- Manufacturing lags in both multi-Cloud and hybrid Cloud adoptions;
- Along with the telco and CDN/media industries, it indicates below-average satisfaction with its data-management approach;
- Along with telco, respondents in manufacturing indicate low satisfaction with data-management tools;
- Manufacturing’s greatest data-management challenge is storage management.
The disconnect between assets and data management is not only inhibiting manufacturers from maximising the return from their current plant and equipment, it is also stifling innovation and opening up opportunities for more nimble and aggressive competitors to grab lucrative niches in the market.
So why does this disconnect exist?
A study in 2018 by industry analyst IDC, looking into the integration of Information technology and operational technology, said that many assets on the factory floor remain disconnected.
IDC says that this speaks to a strategic weakness around core enterprise architecture and infrastructure, with the researchers explaining that much current legacy infrastructure simply won’t be able to cope with the inevitable growth of connected assets entering the plant.
The temptation for many companies will be to try to implement ad hoc processes to connect and manage assets, leaving them unable to rely on the underlying infrastructure for comprehensive management.
IDC also found that, even for companies that want to solve these issues, there is another problem: their aging workforces were trained for a different era of manufacturing.
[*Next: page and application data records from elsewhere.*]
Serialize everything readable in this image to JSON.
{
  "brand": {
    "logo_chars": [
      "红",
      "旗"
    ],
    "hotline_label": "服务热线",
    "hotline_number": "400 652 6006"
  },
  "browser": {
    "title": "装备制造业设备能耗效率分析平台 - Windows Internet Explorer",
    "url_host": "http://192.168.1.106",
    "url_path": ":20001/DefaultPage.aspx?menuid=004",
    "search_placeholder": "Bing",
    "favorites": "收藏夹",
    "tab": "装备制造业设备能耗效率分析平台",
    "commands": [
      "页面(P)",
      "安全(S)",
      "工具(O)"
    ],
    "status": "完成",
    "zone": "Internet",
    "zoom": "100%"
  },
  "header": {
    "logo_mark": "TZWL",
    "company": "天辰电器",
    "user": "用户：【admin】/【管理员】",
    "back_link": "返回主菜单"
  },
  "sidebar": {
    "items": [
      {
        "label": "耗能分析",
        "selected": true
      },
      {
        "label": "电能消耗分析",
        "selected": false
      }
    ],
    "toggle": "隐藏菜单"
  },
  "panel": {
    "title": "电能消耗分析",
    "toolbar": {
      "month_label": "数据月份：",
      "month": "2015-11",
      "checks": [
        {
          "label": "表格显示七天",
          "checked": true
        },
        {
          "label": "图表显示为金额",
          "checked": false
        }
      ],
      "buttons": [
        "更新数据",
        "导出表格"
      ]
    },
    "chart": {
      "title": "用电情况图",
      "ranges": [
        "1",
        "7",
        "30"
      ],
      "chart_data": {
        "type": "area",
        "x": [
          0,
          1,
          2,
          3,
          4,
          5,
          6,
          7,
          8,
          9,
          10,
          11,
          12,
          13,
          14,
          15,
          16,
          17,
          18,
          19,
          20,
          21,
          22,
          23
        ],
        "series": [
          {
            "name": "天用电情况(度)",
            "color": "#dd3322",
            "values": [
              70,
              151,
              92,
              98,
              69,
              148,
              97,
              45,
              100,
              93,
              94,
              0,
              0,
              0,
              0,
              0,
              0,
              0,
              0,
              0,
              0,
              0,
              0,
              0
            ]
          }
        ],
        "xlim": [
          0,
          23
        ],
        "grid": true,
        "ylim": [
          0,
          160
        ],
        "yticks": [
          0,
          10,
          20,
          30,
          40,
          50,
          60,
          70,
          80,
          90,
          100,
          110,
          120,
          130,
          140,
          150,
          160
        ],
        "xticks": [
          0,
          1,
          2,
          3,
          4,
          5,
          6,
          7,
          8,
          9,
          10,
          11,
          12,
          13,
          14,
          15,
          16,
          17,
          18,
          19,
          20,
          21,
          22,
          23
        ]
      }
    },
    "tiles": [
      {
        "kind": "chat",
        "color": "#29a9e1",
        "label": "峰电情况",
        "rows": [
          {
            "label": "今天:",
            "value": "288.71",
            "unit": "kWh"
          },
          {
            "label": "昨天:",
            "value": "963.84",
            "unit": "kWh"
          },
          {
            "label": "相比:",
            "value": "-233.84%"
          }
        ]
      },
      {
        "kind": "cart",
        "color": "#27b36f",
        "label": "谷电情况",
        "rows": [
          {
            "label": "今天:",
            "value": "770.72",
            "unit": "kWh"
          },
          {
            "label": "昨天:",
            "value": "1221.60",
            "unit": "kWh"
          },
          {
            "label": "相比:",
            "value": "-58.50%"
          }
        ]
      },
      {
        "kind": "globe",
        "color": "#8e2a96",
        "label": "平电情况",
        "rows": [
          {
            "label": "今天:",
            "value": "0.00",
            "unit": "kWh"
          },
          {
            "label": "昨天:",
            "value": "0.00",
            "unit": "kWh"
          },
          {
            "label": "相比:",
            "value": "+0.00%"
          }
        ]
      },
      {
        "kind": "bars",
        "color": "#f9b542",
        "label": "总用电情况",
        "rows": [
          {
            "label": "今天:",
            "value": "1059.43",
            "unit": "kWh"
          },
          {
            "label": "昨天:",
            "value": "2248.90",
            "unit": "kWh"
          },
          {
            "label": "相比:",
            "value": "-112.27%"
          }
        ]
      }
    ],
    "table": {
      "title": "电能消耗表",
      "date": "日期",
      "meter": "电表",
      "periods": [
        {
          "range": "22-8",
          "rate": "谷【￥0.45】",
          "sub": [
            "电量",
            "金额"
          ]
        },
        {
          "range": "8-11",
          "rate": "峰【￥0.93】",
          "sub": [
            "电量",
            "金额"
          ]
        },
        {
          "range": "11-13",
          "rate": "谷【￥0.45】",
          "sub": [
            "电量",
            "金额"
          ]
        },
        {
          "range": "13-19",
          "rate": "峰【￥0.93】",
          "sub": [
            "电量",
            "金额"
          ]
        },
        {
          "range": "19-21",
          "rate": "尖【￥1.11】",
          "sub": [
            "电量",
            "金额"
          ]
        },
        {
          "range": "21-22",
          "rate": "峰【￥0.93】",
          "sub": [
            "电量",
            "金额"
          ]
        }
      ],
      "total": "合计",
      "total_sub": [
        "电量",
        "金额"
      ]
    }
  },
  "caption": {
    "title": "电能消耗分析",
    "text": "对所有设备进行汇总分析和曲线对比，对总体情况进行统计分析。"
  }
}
Too many lack the hard and soft IT skills that are prerequisites for the shop floor of tomorrow.
The Importance of DataOps
As plant and equipment become more digitised, generating vastly more data, the successful manufacturers will be those who can connect the data creators (which can include people and machines) with the data consumers (such as C-Suite and general executives).
It’s a discipline in IT referred to as DataOps.
Seagate argues that DataOps should be part of every data-management strategy, which should also include data orchestration from endpoints to the core, data architecture, and data security.
The mission of DataOps is to provide managers with a holistic view of data and to enable users to access and derive the most value from data whether it is in motion or at rest.
This is another area, however, where many manufacturers are lagging. The ReThink Data report reveals that less than a third of manufacturers indicated that they have fully or even partially implemented a DataOps capacity.
The development and deployment of this skillset need to accelerate if manufacturers are to remain at the crest of the competitive curve. DataOps capabilities are essential to leveraging emerging technologies such as AI and machine learning, and to correlate data from core, Cloud, and Edge data sources.
The work of DataOps teams allows data science and data analytics professionals to use technologies like AI to transform data into the information needed by decision-makers.
And as the ReThink Data Report explains, “Being able to correlate data from disparate sources is a capability not easily available through other means. Because it is difficult, those organisations able to master it can expect to have an edge over the competition.”
More than Technology
The authors of ReThink Data also make clear that DataOps is an important part of implementing the necessary cultural change required to implement new ways of working — by facilitating the sharing of data and breaking down organisational silos.
To succeed, however, leaders still need to drive a strategy that implements global standards, global data architecture, and global data management and delivers access to the same analytical tools by global teams.
Seagate says that rolling back reporting functions to IT can provide global tools, capabilities, and solutions that every group can leverage.
“The various groups within the enterprise should get out of siloed management of their own data, and allow the IT-instituted tools to do that globally. In doing so, the teams will be freed to make decisions based on insights from reliable, global, accessible pools of data.”
The article was written by Andrew Birmingham for the Which-50 Digital Intelligence Unit for Seagate. Members of the DIU provide their insights and analysis for the benefit of our readers. Membership fees apply.